You're not supposed to speak ill of the dead, especially not when the dead in question is a hero. But John McCain should have invited the president to his funeral.
Oh, I understand why. Donald Trump, as an individual, is odious. He is vulgar, overly self-centered, bigoted, ignorant, loud and boorish. And that's on a good day. I absolutely cannot stand him, and I have a big problem with the people who support him even with their nose plugged. Plus he said really nasty things about John McCain that he had no business saying. I get it. And yet.
He should have been invited. Because no matter how much we despise him, or how right we are to despise him, he occupies the office of President and that's what matters. The symbol if not the man. He quite probably would have declined to attend, especially if he had not been asked to speak and had to sit quietly while two former presidents did so. But then it would have been Donald Trump disrespecting the office, and no one else.
The United States, like most countries you'd actually want to live in, works (however imperfectly) because enough of its people believe in the ideals of honor, virtue, and decency. The fact that the current occupant of the Oval Office embodies the antithesis of those ideals is most inconvenient. It cramps our style. But that doesn't make the ideals not worth living up to. Quite the opposite.

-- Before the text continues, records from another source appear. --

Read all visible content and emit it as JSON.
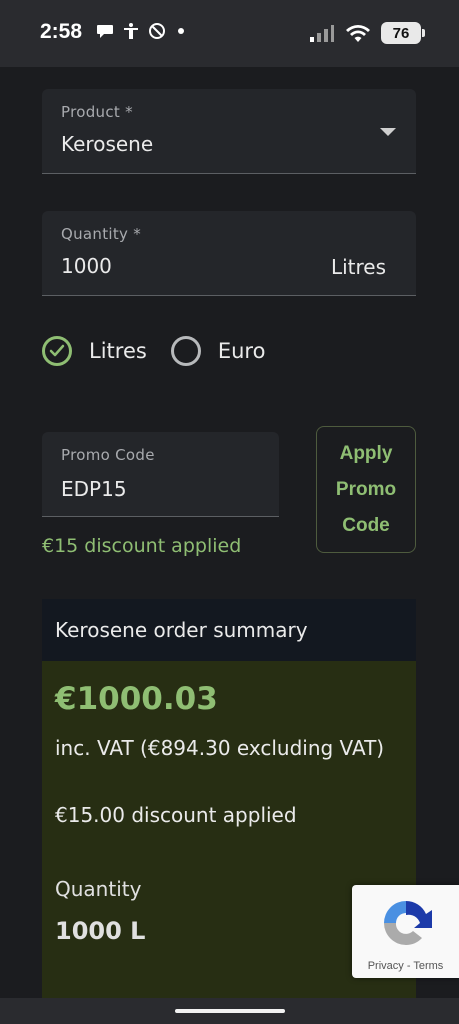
{
  "status_bar": {
    "time": "2:58",
    "battery": "76",
    "icons": [
      "chat-bubble-icon",
      "accessibility-icon",
      "no-sync-icon",
      "dot-icon",
      "signal-icon",
      "wifi-icon",
      "battery-icon"
    ]
  },
  "form": {
    "product": {
      "label": "Product *",
      "value": "Kerosene"
    },
    "quantity": {
      "label": "Quantity *",
      "value": "1000",
      "unit": "Litres"
    },
    "unit_options": [
      {
        "label": "Litres",
        "selected": true
      },
      {
        "label": "Euro",
        "selected": false
      }
    ],
    "promo": {
      "label": "Promo Code",
      "value": "EDP15",
      "apply_button": "Apply Promo Code",
      "status": "€15 discount applied"
    }
  },
  "summary": {
    "title": "Kerosene order summary",
    "price": "€1000.03",
    "vat_note": "inc. VAT (€894.30 excluding VAT)",
    "discount": "€15.00 discount applied",
    "quantity_label": "Quantity",
    "quantity_value": "1000 L"
  },
  "recaptcha": {
    "privacy": "Privacy",
    "separator": " - ",
    "terms": "Terms"
  },
  "colors": {
    "accent": "#8fbe73",
    "background": "#1b1c1f",
    "field_bg": "#24262a",
    "summary_head_bg": "#131820",
    "summary_body_bg": "#272e13"
  }
}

John McCain, although he was no saint (just thought I'd put this out there), was a man who believed in those ideals. You just have to go back and read what he said against the use of torture even in cases where "enhanced" methods of interrogation could potentially thwart terrorist plots. His reasoning was magnificent. He could be incredibly frustrating when he stood up in defense of his ideals. He might bend sometimes, but he would not break. When people questioned Barack Obama's patriotism because of where his father had been born, John McCain defended him. He didn't need to do that. But he did it because he couldn't stand racism and bigotry.
That's honor. That's decency. That's virtue.
So Donald Trump fiddled with the flags. He pointedly went and played golf while the rest of the country mourned with John McCain's family and friends. Whatever. That's the kind of boorish fellow he is. We don't answer with more of the same. We quietly respect and honor the office and symbols, with as much dignity as we can muster, and move on. I am sorry to see that a man who could withstand torture (to say nothing of D.C. politics) with honor would, in his last hours, weaken in his resolve and leave us with this bitter gesture.
My concluding column for the Politics for the Rest of Us series in the Ottawa Citizen. We hope to keep this project going, and the column explains why and how. Thanks everyone for reading (and sending me lovely emails), and a special thanks to my interviewees without whom this project wouldn't be nearly as interesting.